## ACTIVITY
All of the records should be restated word for word.

━━━ SOURCE DATA ━━━

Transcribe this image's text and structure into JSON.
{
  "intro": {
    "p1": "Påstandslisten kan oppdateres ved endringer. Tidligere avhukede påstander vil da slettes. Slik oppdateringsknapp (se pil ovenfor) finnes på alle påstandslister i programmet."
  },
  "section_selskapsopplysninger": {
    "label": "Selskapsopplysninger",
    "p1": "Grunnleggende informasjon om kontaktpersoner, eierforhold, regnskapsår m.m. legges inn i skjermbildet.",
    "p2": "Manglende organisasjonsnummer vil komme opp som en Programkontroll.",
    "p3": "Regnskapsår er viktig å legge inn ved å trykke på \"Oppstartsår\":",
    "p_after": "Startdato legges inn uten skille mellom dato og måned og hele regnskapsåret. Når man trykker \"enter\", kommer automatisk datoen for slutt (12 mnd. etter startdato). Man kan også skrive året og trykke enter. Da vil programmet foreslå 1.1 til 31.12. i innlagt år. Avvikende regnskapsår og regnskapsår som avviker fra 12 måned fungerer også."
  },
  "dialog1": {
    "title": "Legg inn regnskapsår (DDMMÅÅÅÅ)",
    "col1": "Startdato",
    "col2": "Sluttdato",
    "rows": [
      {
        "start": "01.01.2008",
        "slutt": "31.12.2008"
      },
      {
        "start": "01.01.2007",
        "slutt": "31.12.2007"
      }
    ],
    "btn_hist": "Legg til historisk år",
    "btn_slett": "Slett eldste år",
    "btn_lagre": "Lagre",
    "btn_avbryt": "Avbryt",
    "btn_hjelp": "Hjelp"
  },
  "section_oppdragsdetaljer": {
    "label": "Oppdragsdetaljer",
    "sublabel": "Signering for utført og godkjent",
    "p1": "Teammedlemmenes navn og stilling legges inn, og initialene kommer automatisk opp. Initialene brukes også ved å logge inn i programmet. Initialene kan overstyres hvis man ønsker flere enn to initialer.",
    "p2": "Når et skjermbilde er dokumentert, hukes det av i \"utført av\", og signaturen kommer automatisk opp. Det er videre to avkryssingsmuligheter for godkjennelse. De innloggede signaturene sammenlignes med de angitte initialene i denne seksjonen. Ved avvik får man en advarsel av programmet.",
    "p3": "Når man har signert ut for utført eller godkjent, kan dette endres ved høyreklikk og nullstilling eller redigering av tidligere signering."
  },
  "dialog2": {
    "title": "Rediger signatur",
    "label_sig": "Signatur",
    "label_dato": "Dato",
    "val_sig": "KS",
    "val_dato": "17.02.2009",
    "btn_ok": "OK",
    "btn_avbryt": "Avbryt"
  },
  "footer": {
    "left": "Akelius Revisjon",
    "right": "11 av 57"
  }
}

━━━

## EXERCISE RESPONSE
Transcribe this image's text and structure into JSON.
{
  "intro": {
    "p1": "Påstandslisten kan oppdateres ved endringer. Tidligere avhukede påstander vil da slettes. Slik oppdateringsknapp (se pil ovenfor) finnes på alle påstandslister i programmet."
  },
  "section_selskapsopplysninger": {
    "label": "Selskapsopplysninger",
    "p1": "Grunnleggende informasjon om kontaktpersoner, eierforhold, regnskapsår m.m. legges inn i skjermbildet.",
    "p2": "Manglende organisasjonsnummer vil komme opp som en Programkontroll.",
    "p3": "Regnskapsår er viktig å legge inn ved å trykke på \"Oppstartsår\":",
    "p_after": "Startdato legges inn uten skille mellom dato og måned og hele regnskapsåret. Når man trykker \"enter\", kommer automatisk datoen for slutt (12 mnd. etter startdato). Man kan også skrive året og trykke enter. Da vil programmet foreslå 1.1 til 31.12. i innlagt år. Avvikende regnskapsår og regnskapsår som avviker fra 12 måned fungerer også."
  },
  "dialog1": {
    "title": "Legg inn regnskapsår (DDMMÅÅÅÅ)",
    "col1": "Startdato",
    "col2": "Sluttdato",
    "rows": [
      {
        "start": "01.01.2008",
        "slutt": "31.12.2008"
      },
      {
        "start": "01.01.2007",
        "slutt": "31.12.2007"
      }
    ],
    "btn_hist": "Legg til historisk år",
    "btn_slett": "Slett eldste år",
    "btn_lagre": "Lagre",
    "btn_avbryt": "Avbryt",
    "btn_hjelp": "Hjelp"
  },
  "section_oppdragsdetaljer": {
    "label": "Oppdragsdetaljer",
    "sublabel": "Signering for utført og godkjent",
    "p1": "Teammedlemmenes navn og stilling legges inn, og initialene kommer automatisk opp. Initialene brukes også ved å logge inn i programmet. Initialene kan overstyres hvis man ønsker flere enn to initialer.",
    "p2": "Når et skjermbilde er dokumentert, hukes det av i \"utført av\", og signaturen kommer automatisk opp. Det er videre to avkryssingsmuligheter for godkjennelse. De innloggede signaturene sammenlignes med de angitte initialene i denne seksjonen. Ved avvik får man en advarsel av programmet.",
    "p3": "Når man har signert ut for utført eller godkjent, kan dette endres ved høyreklikk og nullstilling eller redigering av tidligere signering."
  },
  "dialog2": {
    "title": "Rediger signatur",
    "label_sig": "Signatur",
    "label_dato": "Dato",
    "val_sig": "KS",
    "val_dato": "17.02.2009",
    "btn_ok": "OK",
    "btn_avbryt": "Avbryt"
  },
  "footer": {
    "left": "Akelius Revisjon",
    "right": "11 av 57"
  }
}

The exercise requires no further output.